## Work request
Quote all lines below exactly. Images stay out.

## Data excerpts
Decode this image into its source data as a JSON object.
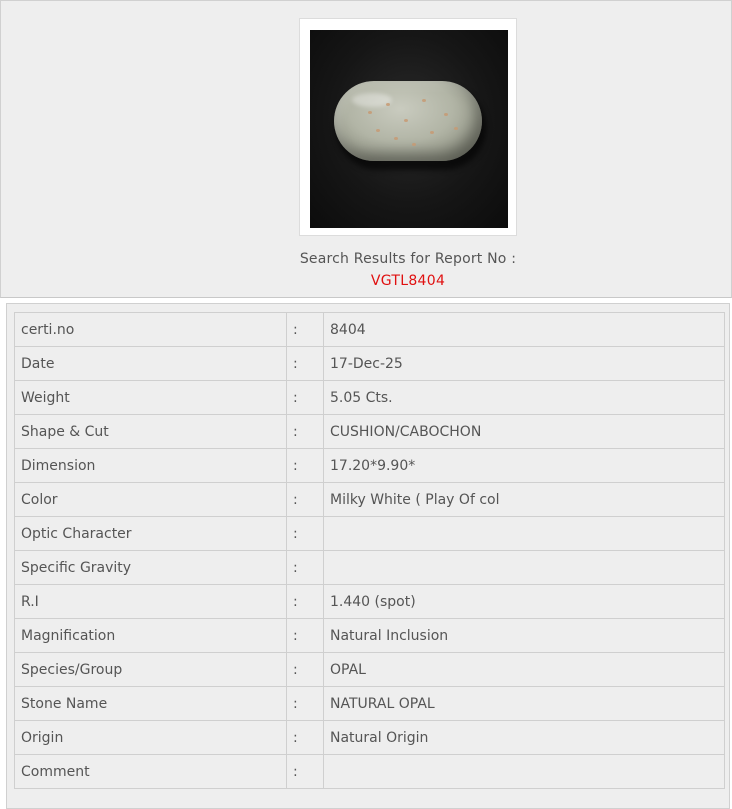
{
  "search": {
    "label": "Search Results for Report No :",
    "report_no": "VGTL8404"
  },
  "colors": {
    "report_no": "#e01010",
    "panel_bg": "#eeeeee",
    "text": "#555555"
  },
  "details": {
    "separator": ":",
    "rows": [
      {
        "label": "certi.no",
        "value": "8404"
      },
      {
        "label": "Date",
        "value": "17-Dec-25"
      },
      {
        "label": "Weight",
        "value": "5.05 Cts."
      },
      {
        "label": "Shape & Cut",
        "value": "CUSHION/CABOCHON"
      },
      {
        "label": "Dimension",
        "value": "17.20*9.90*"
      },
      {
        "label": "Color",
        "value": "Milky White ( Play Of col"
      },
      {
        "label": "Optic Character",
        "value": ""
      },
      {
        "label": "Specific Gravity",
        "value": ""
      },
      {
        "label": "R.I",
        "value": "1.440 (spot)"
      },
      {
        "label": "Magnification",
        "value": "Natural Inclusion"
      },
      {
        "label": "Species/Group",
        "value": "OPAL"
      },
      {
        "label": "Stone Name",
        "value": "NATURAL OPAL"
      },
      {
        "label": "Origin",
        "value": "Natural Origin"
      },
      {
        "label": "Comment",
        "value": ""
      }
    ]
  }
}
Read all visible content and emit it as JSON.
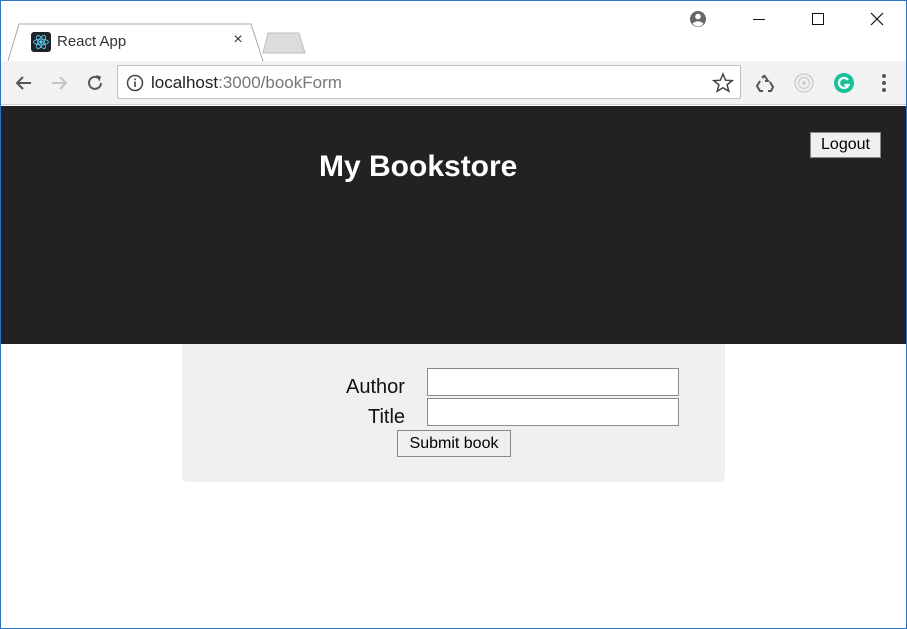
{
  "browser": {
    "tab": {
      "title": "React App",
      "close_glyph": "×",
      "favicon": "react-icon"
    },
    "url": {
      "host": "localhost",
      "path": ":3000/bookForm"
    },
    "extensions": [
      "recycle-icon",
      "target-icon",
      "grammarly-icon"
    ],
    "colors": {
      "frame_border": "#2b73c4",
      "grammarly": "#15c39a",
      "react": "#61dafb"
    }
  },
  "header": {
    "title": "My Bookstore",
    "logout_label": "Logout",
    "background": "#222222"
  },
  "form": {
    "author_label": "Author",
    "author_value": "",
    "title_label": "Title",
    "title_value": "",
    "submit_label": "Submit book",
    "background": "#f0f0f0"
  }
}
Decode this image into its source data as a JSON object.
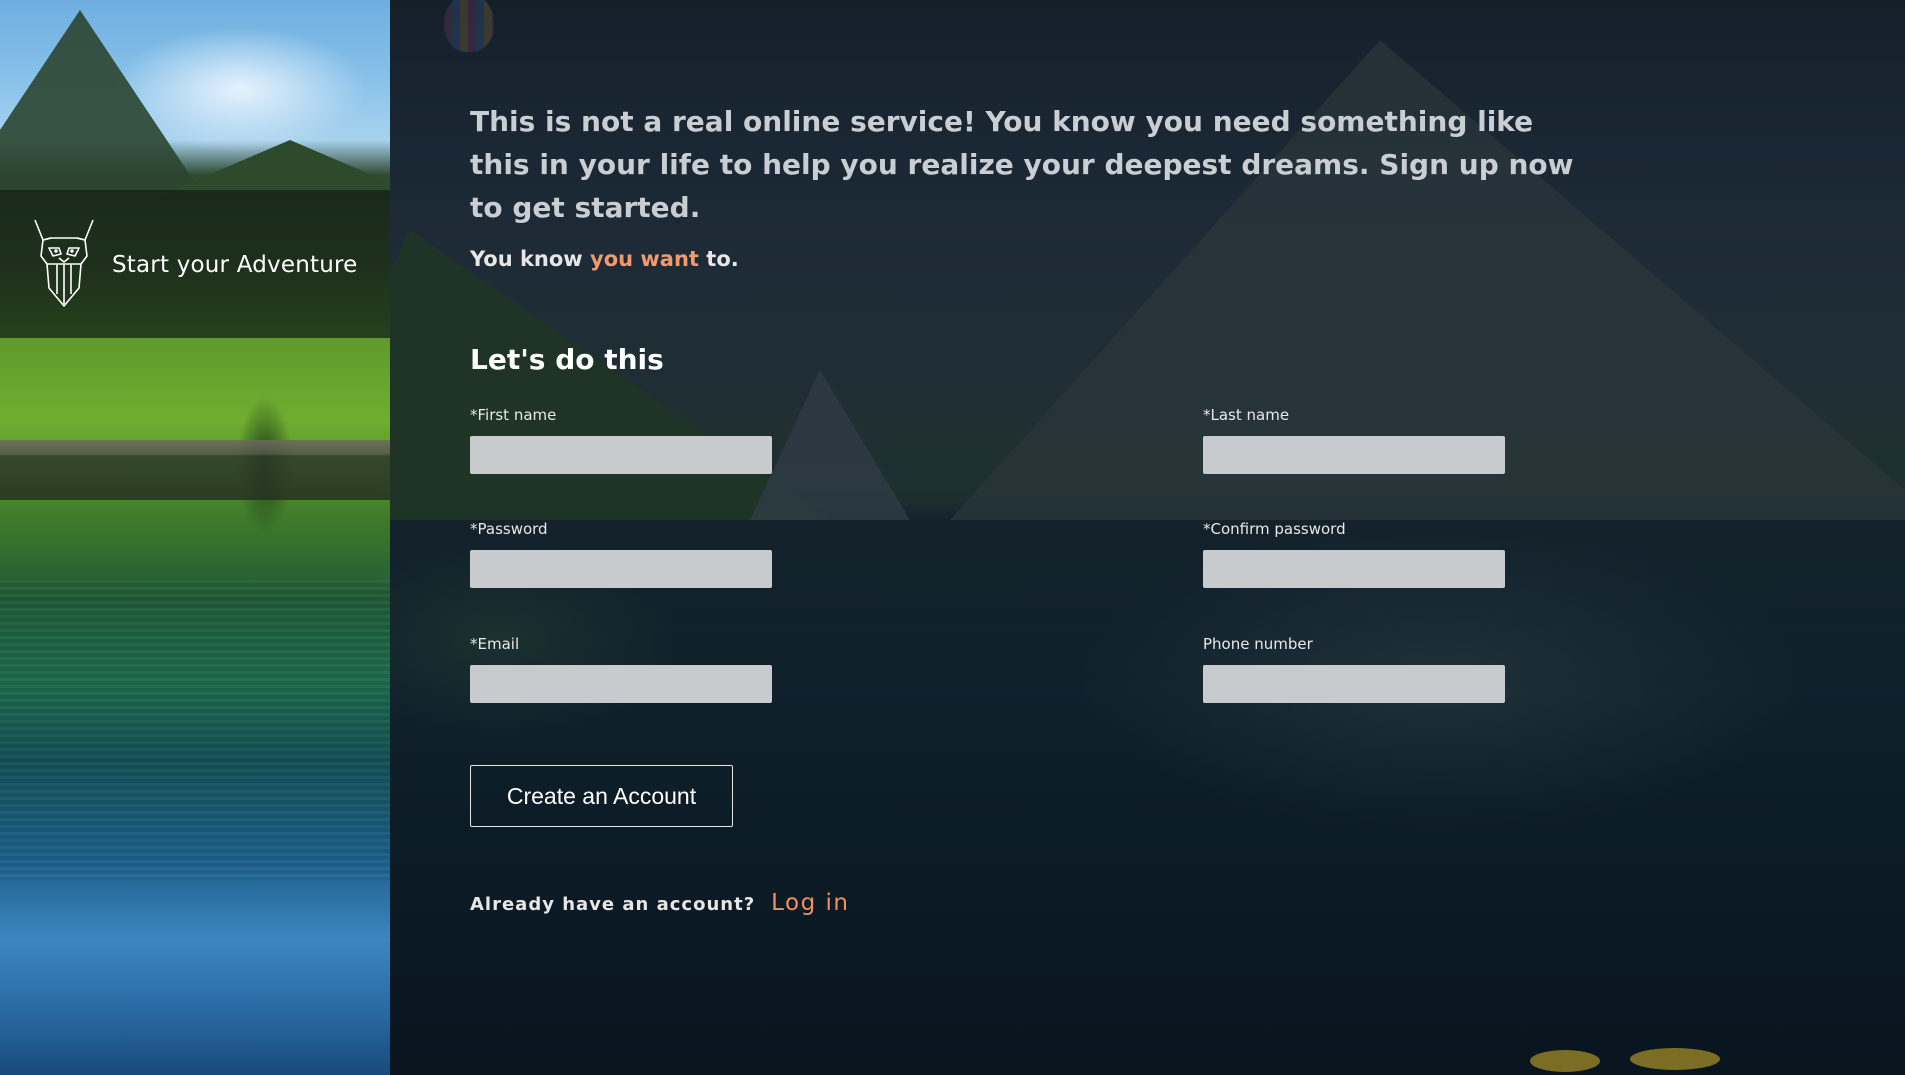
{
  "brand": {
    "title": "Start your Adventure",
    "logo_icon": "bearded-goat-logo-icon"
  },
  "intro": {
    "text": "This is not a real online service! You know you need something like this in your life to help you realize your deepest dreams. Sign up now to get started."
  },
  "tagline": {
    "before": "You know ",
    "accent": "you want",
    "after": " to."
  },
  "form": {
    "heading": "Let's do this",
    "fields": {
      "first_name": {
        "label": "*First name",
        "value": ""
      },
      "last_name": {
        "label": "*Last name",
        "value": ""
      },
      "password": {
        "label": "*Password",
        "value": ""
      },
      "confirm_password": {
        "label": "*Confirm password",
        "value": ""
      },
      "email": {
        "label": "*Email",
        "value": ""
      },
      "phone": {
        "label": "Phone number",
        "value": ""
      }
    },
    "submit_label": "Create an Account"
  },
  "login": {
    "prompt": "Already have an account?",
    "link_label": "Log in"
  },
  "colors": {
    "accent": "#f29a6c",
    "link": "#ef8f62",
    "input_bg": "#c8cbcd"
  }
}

## Answer to this problem
Decode this image into its source data as a JSON object.
{
  "search": {
    "label": "Search Results for Report No :",
    "report_no": "VGTL8404"
  },
  "colors": {
    "report_no": "#e01010",
    "panel_bg": "#eeeeee",
    "text": "#555555"
  },
  "details": {
    "separator": ":",
    "rows": [
      {
        "label": "certi.no",
        "value": "8404"
      },
      {
        "label": "Date",
        "value": "17-Dec-25"
      },
      {
        "label": "Weight",
        "value": "5.05 Cts."
      },
      {
        "label": "Shape & Cut",
        "value": "CUSHION/CABOCHON"
      },
      {
        "label": "Dimension",
        "value": "17.20*9.90*"
      },
      {
        "label": "Color",
        "value": "Milky White ( Play Of col"
      },
      {
        "label": "Optic Character",
        "value": ""
      },
      {
        "label": "Specific Gravity",
        "value": ""
      },
      {
        "label": "R.I",
        "value": "1.440 (spot)"
      },
      {
        "label": "Magnification",
        "value": "Natural Inclusion"
      },
      {
        "label": "Species/Group",
        "value": "OPAL"
      },
      {
        "label": "Stone Name",
        "value": "NATURAL OPAL"
      },
      {
        "label": "Origin",
        "value": "Natural Origin"
      },
      {
        "label": "Comment",
        "value": ""
      }
    ]
  }
}
Read all visible content and emit it as JSON.
{
  "browser": {
    "tab": {
      "title": "React App",
      "close_glyph": "×",
      "favicon": "react-icon"
    },
    "url": {
      "host": "localhost",
      "path": ":3000/bookForm"
    },
    "extensions": [
      "recycle-icon",
      "target-icon",
      "grammarly-icon"
    ],
    "colors": {
      "frame_border": "#2b73c4",
      "grammarly": "#15c39a",
      "react": "#61dafb"
    }
  },
  "header": {
    "title": "My Bookstore",
    "logout_label": "Logout",
    "background": "#222222"
  },
  "form": {
    "author_label": "Author",
    "author_value": "",
    "title_label": "Title",
    "title_value": "",
    "submit_label": "Submit book",
    "background": "#f0f0f0"
  }
}
Decode this image into its source data as a JSON object.
{
  "brand": {
    "title": "Start your Adventure",
    "logo_icon": "bearded-goat-logo-icon"
  },
  "intro": {
    "text": "This is not a real online service! You know you need something like this in your life to help you realize your deepest dreams. Sign up now to get started."
  },
  "tagline": {
    "before": "You know ",
    "accent": "you want",
    "after": " to."
  },
  "form": {
    "heading": "Let's do this",
    "fields": {
      "first_name": {
        "label": "*First name",
        "value": ""
      },
      "last_name": {
        "label": "*Last name",
        "value": ""
      },
      "password": {
        "label": "*Password",
        "value": ""
      },
      "confirm_password": {
        "label": "*Confirm password",
        "value": ""
      },
      "email": {
        "label": "*Email",
        "value": ""
      },
      "phone": {
        "label": "Phone number",
        "value": ""
      }
    },
    "submit_label": "Create an Account"
  },
  "login": {
    "prompt": "Already have an account?",
    "link_label": "Log in"
  },
  "colors": {
    "accent": "#f29a6c",
    "link": "#ef8f62",
    "input_bg": "#c8cbcd"
  }
}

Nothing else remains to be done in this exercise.